Items from a dataset:

────────────────

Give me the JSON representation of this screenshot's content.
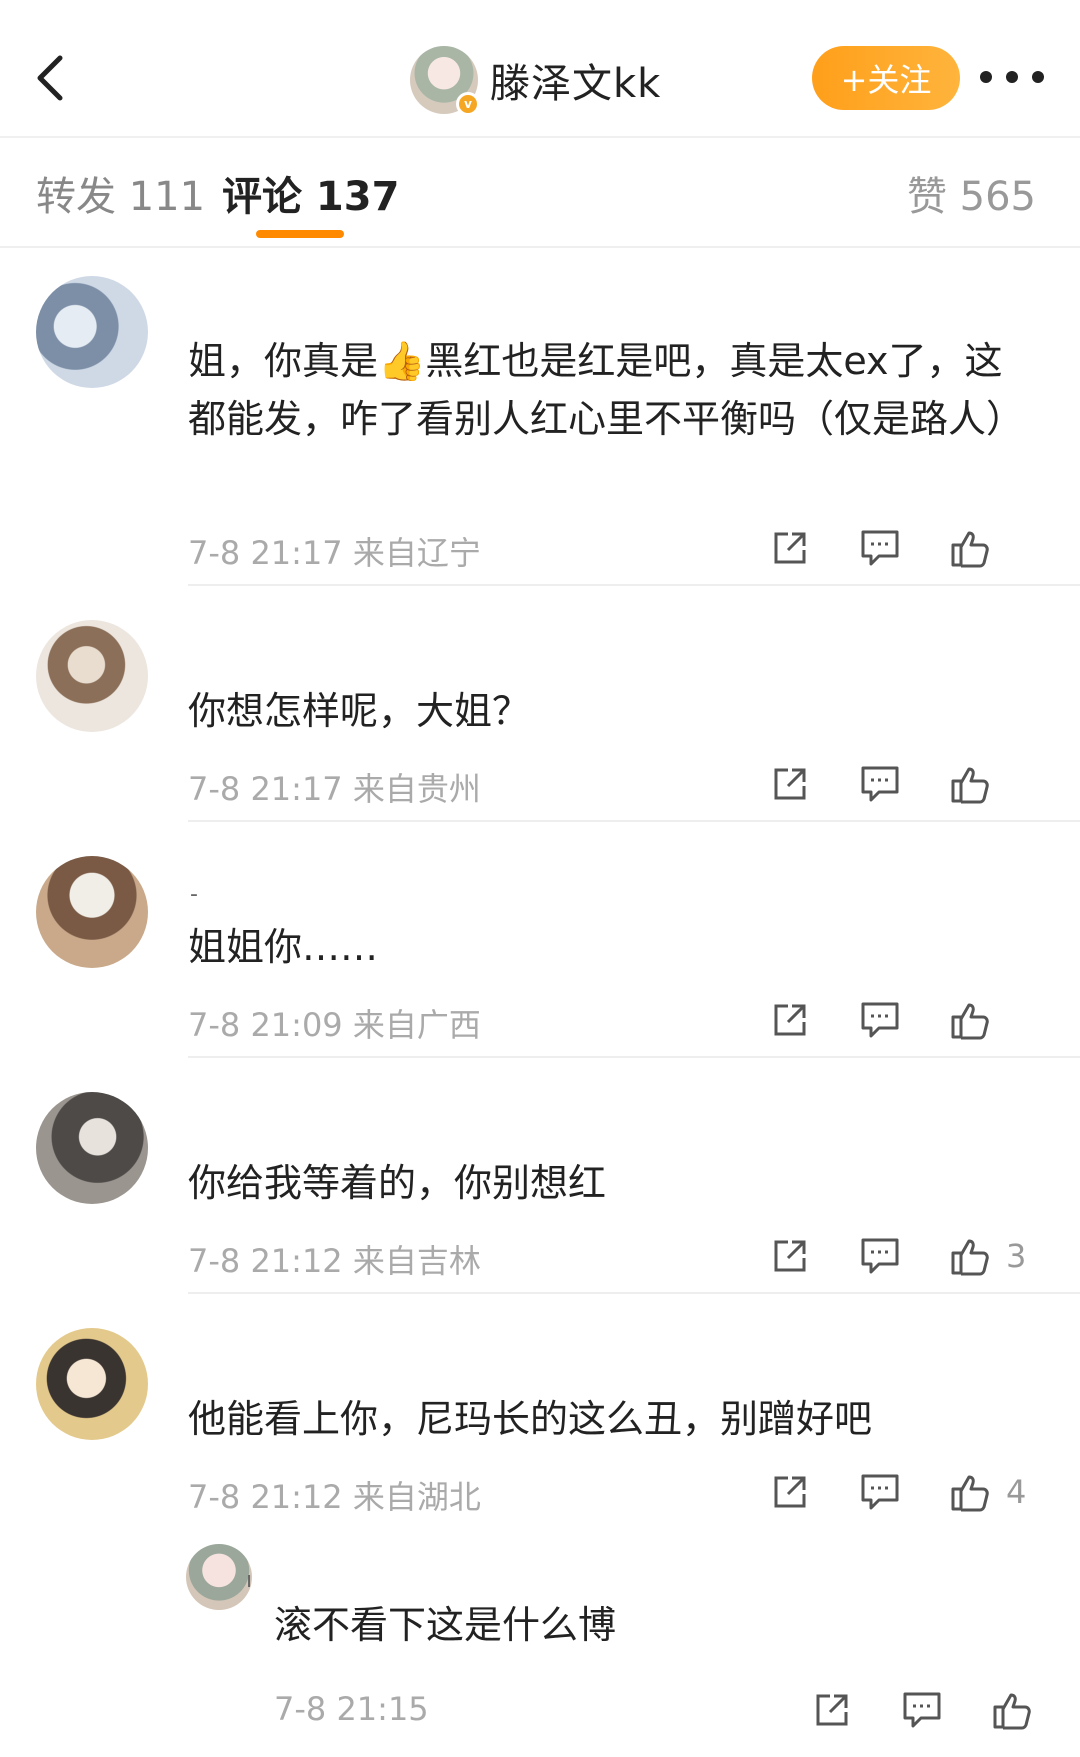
{
  "header": {
    "username": "滕泽文kk",
    "follow_label": "+关注",
    "verified_mark": "v"
  },
  "tabs": {
    "repost_label": "转发 111",
    "comment_label": "评论 137",
    "like_label": "赞 565"
  },
  "colors": {
    "accent": "#ff9f1a",
    "meta": "#aaaaaa",
    "divider": "#eeeeee"
  },
  "comments": [
    {
      "text": "姐，你真是👍黑红也是红是吧，真是太ex了，这都能发，咋了看别人红心里不平衡吗（仅是路人）",
      "meta": "7-8 21:17 来自辽宁",
      "likes": ""
    },
    {
      "text": "你想怎样呢，大姐？",
      "meta": "7-8 21:17 来自贵州",
      "likes": ""
    },
    {
      "mark": "-",
      "text": "姐姐你……",
      "meta": "7-8 21:09 来自广西",
      "likes": ""
    },
    {
      "text": "你给我等着的，你别想红",
      "meta": "7-8 21:12 来自吉林",
      "likes": "3"
    },
    {
      "text": "他能看上你，尼玛长的这么丑，别蹭好吧",
      "meta": "7-8 21:12 来自湖北",
      "likes": "4"
    }
  ],
  "reply": {
    "mark": "ı",
    "text": "滚不看下这是什么博",
    "meta": "7-8 21:15"
  }
}
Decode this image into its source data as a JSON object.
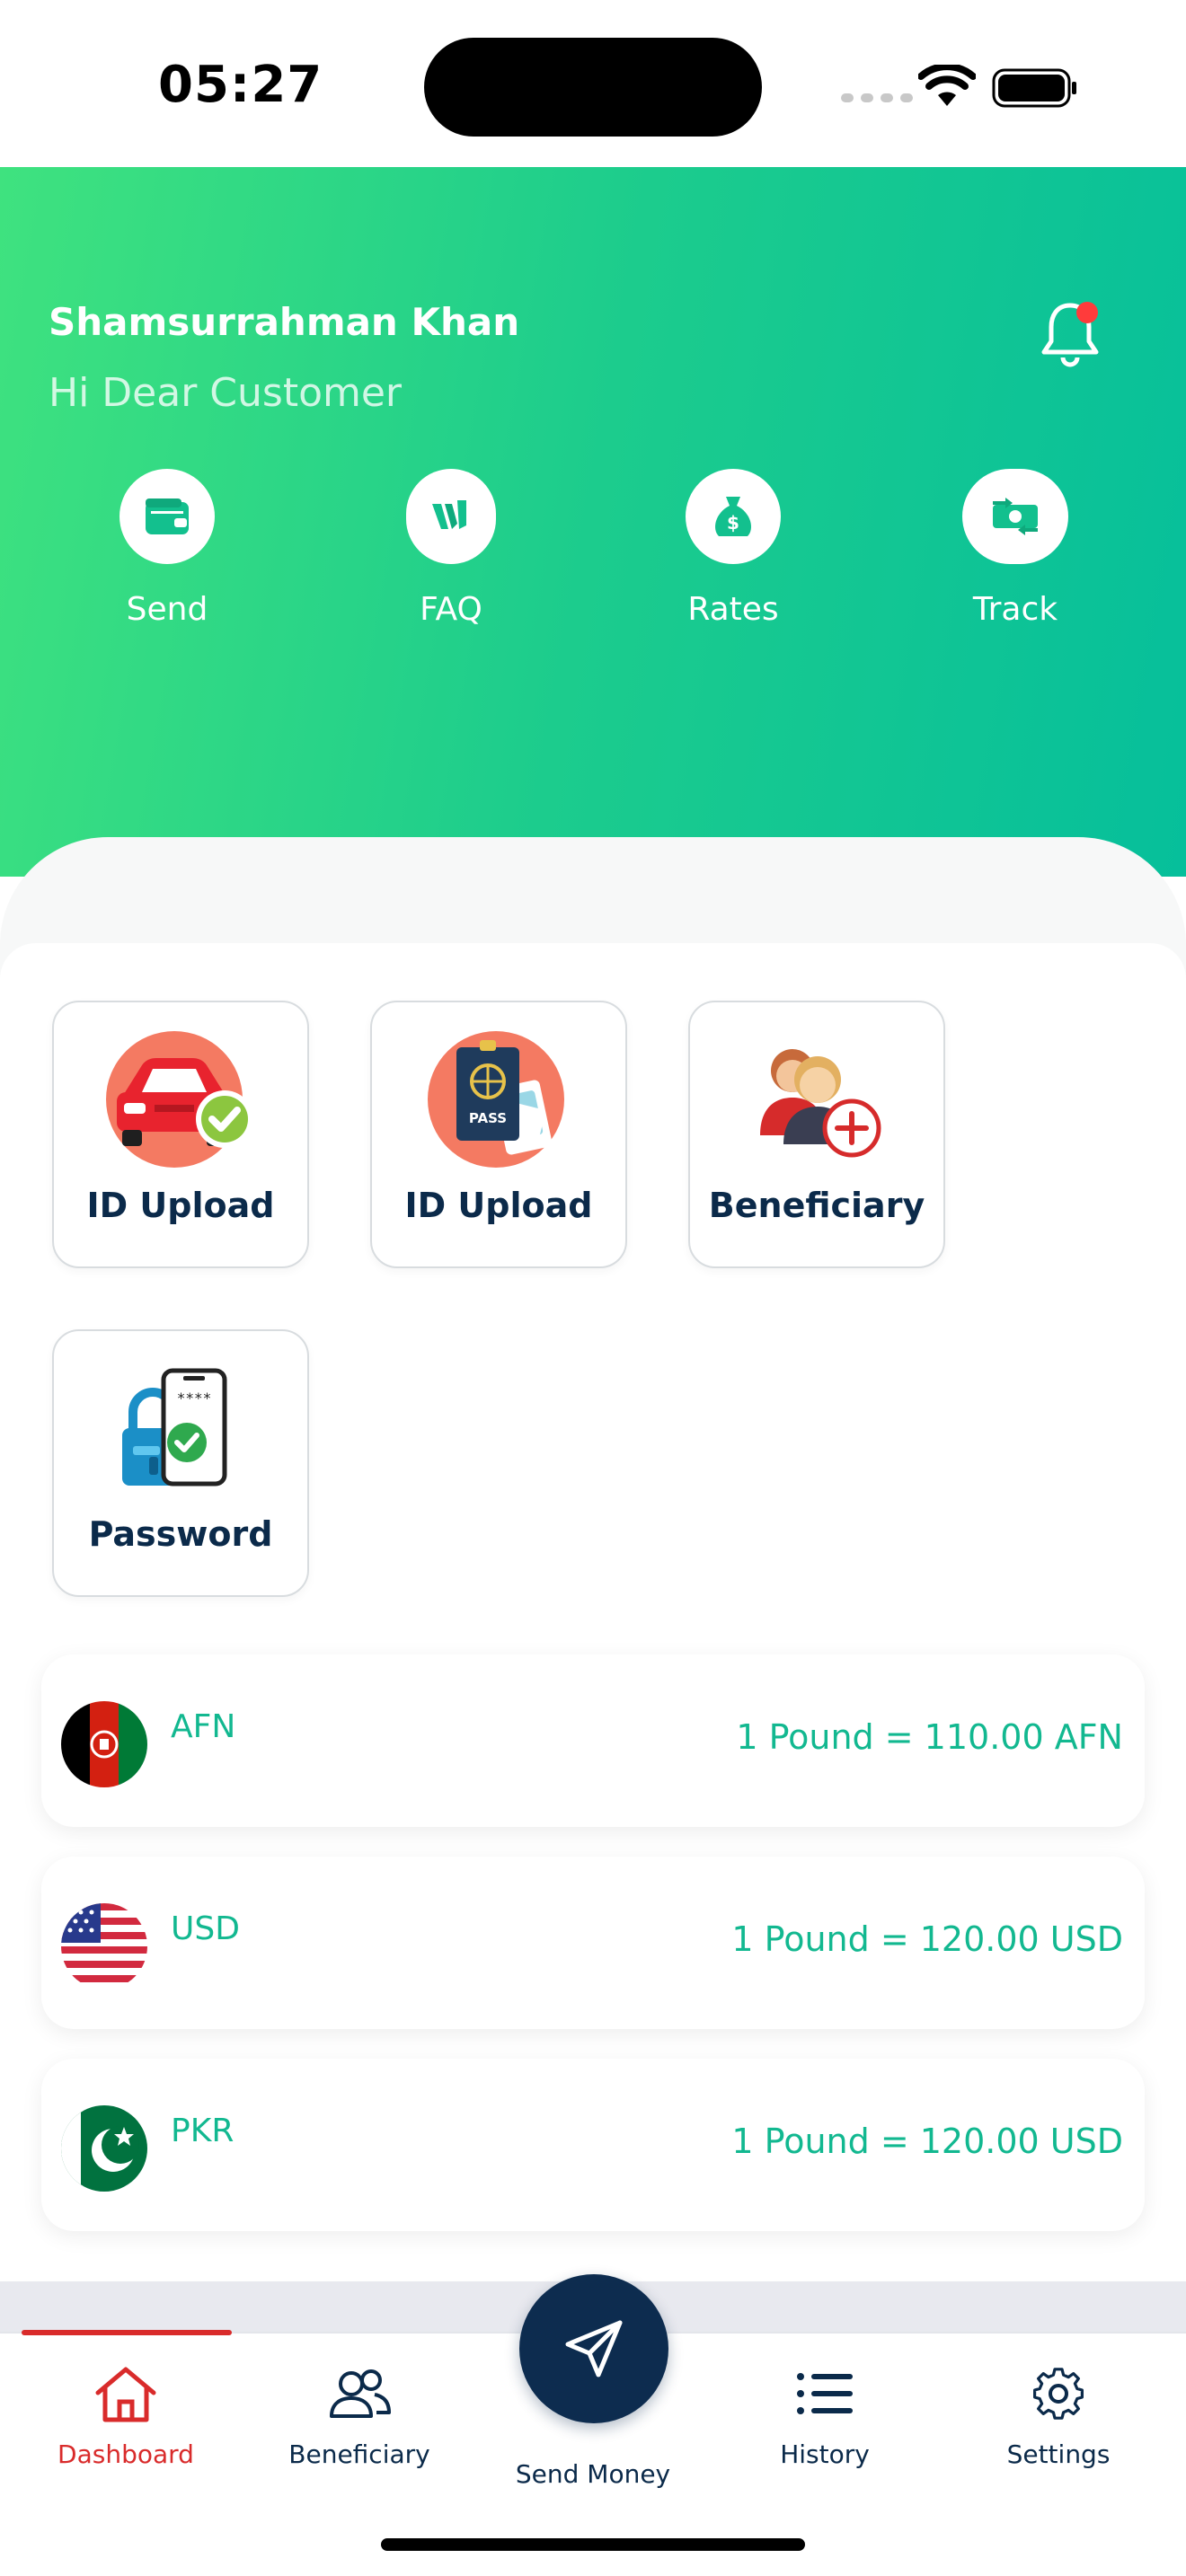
{
  "status_bar": {
    "time": "05:27"
  },
  "header": {
    "user_name": "Shamsurrahman Khan",
    "greeting": "Hi Dear Customer",
    "accent_from": "#3fe27f",
    "accent_to": "#06bf9b",
    "quick_actions": [
      {
        "label": "Send",
        "icon": "wallet-icon"
      },
      {
        "label": "FAQ",
        "icon": "faq-icon"
      },
      {
        "label": "Rates",
        "icon": "money-bag-icon"
      },
      {
        "label": "Track",
        "icon": "money-transfer-icon"
      }
    ]
  },
  "tiles": [
    {
      "label": "ID Upload",
      "icon": "driving-license-icon"
    },
    {
      "label": "ID Upload",
      "icon": "passport-icon"
    },
    {
      "label": "Beneficiary",
      "icon": "add-beneficiary-icon"
    },
    {
      "label": "Password",
      "icon": "password-lock-icon"
    }
  ],
  "rates": [
    {
      "code": "AFN",
      "rate": "1 Pound = 110.00 AFN",
      "flag": "afghanistan-flag-icon"
    },
    {
      "code": "USD",
      "rate": "1 Pound = 120.00 USD",
      "flag": "usa-flag-icon"
    },
    {
      "code": "PKR",
      "rate": "1 Pound = 120.00 USD",
      "flag": "pakistan-flag-icon"
    }
  ],
  "nav": {
    "dashboard": "Dashboard",
    "beneficiary": "Beneficiary",
    "send_money": "Send Money",
    "history": "History",
    "settings": "Settings",
    "active_color": "#d92b2b",
    "primary_color": "#0d2c4f"
  }
}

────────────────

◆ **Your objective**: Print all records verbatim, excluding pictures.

◆ **Reply**:
Give me the JSON representation of this screenshot's content.
{
  "header": {
    "username": "滕泽文kk",
    "follow_label": "+关注",
    "verified_mark": "v"
  },
  "tabs": {
    "repost_label": "转发 111",
    "comment_label": "评论 137",
    "like_label": "赞 565"
  },
  "colors": {
    "accent": "#ff9f1a",
    "meta": "#aaaaaa",
    "divider": "#eeeeee"
  },
  "comments": [
    {
      "text": "姐，你真是👍黑红也是红是吧，真是太ex了，这都能发，咋了看别人红心里不平衡吗（仅是路人）",
      "meta": "7-8 21:17 来自辽宁",
      "likes": ""
    },
    {
      "text": "你想怎样呢，大姐？",
      "meta": "7-8 21:17 来自贵州",
      "likes": ""
    },
    {
      "mark": "-",
      "text": "姐姐你……",
      "meta": "7-8 21:09 来自广西",
      "likes": ""
    },
    {
      "text": "你给我等着的，你别想红",
      "meta": "7-8 21:12 来自吉林",
      "likes": "3"
    },
    {
      "text": "他能看上你，尼玛长的这么丑，别蹭好吧",
      "meta": "7-8 21:12 来自湖北",
      "likes": "4"
    }
  ],
  "reply": {
    "mark": "ı",
    "text": "滚不看下这是什么博",
    "meta": "7-8 21:15"
  }
}
Decode this image into its source data as a JSON object.
{
  "status_bar": {
    "time": "05:27"
  },
  "header": {
    "user_name": "Shamsurrahman Khan",
    "greeting": "Hi Dear Customer",
    "accent_from": "#3fe27f",
    "accent_to": "#06bf9b",
    "quick_actions": [
      {
        "label": "Send",
        "icon": "wallet-icon"
      },
      {
        "label": "FAQ",
        "icon": "faq-icon"
      },
      {
        "label": "Rates",
        "icon": "money-bag-icon"
      },
      {
        "label": "Track",
        "icon": "money-transfer-icon"
      }
    ]
  },
  "tiles": [
    {
      "label": "ID Upload",
      "icon": "driving-license-icon"
    },
    {
      "label": "ID Upload",
      "icon": "passport-icon"
    },
    {
      "label": "Beneficiary",
      "icon": "add-beneficiary-icon"
    },
    {
      "label": "Password",
      "icon": "password-lock-icon"
    }
  ],
  "rates": [
    {
      "code": "AFN",
      "rate": "1 Pound = 110.00 AFN",
      "flag": "afghanistan-flag-icon"
    },
    {
      "code": "USD",
      "rate": "1 Pound = 120.00 USD",
      "flag": "usa-flag-icon"
    },
    {
      "code": "PKR",
      "rate": "1 Pound = 120.00 USD",
      "flag": "pakistan-flag-icon"
    }
  ],
  "nav": {
    "dashboard": "Dashboard",
    "beneficiary": "Beneficiary",
    "send_money": "Send Money",
    "history": "History",
    "settings": "Settings",
    "active_color": "#d92b2b",
    "primary_color": "#0d2c4f"
  }
}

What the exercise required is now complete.